Surrey BC- Secondary Suites
A suite built above the garage of a South Surrey home.
METRO VANCOUVER - After decades of debate, Surrey has decided to permit homeowners to have one secondary suite in all single-family homes in the city, following an Ipsos Reid telephone poll in which 63 per cent of those surveyed supported the idea.
The move, which received unanimous approval at city council Monday night, brings Surrey’s secondary suite policy into line with that of most municipalities in Metro Vancouver. Delta is expected to go ahead with a similar policy.
Up until now, Surrey has allowed secondary suites only in predetermined zones in the city, mostly in Newton. Yet the city has its share of illegal suites, which are estimated to number as high as 19,000.
Surrey Coun. Judy Villeneuve, who chairs the city’s social planning committee, said the illegal suites have provided affordable housing in the city, as well as mortgage help for new homeowners.
Legalizing the suites, she said, will allow homeowners to offer accommodation to extended families or renters, while ensuring they provide parking spaces and pay their fair share for utilities and taxes.
Homes with secondary suites result in added costs to the city’s water, sewer, and garbage services.
“Hardly any rental housing has been built in Surrey in the past 15 years,” Villeneuve said. “Our goal is to is to provide lots of [different] housing so everyone can live … and have a roof over their heads.”
According to the Ipsos Reid poll, 63 per cent of 1,200 people polled in a random telephone survey said they would support the move, mainly because it would provide more rental housing, make home ownership more affordable and increase density in neighbourhoods without changing the area’s character.
But support varied according to location, with 65 per cent in favour in the Newton/Fleetwood area compared with just 57 per cent in south Surrey.
The main reasons for opposing the move are related to parking issues, general congestion/crowding, traffic congestion and concerns about equitable payment of property taxes and utility charges.
City staff recommended that council endorse the policy subject to conditions, which included prohibiting multiple suites in a house, requiring the registered owner of a home with a secondary suite to live on the premises and requiring homes to provide parking and pay appropriate utility fees to offset the added costs of city services.
The random telephone survey, conducted between June 28 and July 6, has a margin of error of 2.8 percentage points.
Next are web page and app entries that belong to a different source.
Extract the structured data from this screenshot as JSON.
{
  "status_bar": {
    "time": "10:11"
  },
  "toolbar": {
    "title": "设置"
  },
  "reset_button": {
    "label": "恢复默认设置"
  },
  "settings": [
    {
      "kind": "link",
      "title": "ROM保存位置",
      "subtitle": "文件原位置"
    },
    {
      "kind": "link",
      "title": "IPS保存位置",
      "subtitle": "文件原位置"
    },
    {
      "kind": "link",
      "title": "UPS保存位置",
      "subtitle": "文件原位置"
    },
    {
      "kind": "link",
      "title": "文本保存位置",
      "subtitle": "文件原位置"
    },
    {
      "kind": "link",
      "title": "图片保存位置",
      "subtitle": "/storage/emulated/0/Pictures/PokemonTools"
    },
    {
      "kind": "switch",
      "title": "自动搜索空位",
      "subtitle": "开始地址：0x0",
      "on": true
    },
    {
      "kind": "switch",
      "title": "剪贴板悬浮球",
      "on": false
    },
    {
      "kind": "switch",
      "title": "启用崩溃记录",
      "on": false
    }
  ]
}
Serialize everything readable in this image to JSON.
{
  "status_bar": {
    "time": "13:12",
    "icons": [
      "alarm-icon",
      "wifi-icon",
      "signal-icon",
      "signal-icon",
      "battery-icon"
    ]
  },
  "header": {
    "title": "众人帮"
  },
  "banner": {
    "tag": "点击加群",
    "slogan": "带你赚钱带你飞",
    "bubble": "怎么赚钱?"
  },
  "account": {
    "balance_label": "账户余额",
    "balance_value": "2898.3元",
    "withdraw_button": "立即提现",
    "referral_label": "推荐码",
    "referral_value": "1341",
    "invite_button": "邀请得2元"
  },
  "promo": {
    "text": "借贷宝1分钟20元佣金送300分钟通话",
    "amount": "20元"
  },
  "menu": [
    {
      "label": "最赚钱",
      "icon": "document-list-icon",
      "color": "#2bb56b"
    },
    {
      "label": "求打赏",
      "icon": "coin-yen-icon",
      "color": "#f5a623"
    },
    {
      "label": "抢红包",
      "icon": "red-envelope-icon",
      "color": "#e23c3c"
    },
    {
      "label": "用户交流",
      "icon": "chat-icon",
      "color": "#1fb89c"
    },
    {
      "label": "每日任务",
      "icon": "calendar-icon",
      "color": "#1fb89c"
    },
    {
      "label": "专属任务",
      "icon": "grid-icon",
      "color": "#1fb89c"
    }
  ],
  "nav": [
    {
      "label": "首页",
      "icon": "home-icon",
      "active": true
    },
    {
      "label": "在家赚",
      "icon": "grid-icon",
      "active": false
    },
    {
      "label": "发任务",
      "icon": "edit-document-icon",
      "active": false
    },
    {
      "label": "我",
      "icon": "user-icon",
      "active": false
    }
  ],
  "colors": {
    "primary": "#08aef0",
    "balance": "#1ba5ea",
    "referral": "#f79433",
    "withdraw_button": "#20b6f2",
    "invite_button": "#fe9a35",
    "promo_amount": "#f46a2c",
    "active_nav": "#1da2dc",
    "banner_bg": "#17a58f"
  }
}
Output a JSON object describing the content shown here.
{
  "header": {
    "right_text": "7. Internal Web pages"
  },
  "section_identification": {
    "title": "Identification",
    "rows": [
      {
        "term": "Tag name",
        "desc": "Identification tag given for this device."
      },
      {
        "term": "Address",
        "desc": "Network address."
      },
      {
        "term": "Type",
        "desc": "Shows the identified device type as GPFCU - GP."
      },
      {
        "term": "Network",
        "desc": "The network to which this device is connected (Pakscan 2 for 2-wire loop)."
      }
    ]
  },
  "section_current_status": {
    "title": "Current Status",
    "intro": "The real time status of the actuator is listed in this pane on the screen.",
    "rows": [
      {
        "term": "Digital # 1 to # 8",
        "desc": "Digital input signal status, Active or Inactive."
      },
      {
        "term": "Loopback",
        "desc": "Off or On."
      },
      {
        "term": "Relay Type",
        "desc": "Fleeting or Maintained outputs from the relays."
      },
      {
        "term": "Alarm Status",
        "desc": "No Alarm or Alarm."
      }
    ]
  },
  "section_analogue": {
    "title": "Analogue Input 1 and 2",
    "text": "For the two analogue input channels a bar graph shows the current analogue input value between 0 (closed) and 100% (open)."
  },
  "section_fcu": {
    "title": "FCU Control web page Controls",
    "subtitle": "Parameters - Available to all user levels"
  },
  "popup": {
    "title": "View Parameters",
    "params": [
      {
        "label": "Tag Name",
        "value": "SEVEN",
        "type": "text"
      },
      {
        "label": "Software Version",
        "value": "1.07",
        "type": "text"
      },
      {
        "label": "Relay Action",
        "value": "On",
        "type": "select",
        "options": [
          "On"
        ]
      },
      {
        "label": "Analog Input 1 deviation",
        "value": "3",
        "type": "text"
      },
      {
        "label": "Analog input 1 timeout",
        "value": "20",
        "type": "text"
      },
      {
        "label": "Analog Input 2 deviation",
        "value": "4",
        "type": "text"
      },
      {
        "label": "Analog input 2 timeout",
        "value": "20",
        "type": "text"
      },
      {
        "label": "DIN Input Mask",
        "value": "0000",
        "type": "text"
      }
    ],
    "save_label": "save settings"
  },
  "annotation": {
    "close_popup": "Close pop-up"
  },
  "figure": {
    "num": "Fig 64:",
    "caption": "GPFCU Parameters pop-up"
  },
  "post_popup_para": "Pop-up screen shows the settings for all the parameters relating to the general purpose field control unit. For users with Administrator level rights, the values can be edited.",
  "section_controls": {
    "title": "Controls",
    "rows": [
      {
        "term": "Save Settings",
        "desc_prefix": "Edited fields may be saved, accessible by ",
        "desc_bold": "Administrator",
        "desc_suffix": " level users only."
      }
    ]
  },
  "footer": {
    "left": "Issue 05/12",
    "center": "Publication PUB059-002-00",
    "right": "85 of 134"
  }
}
A web-based survey, which polled more than 1,500 people on the city’s website from June 28 to July 1, found levels of support were lower, with 55 per cent in favour.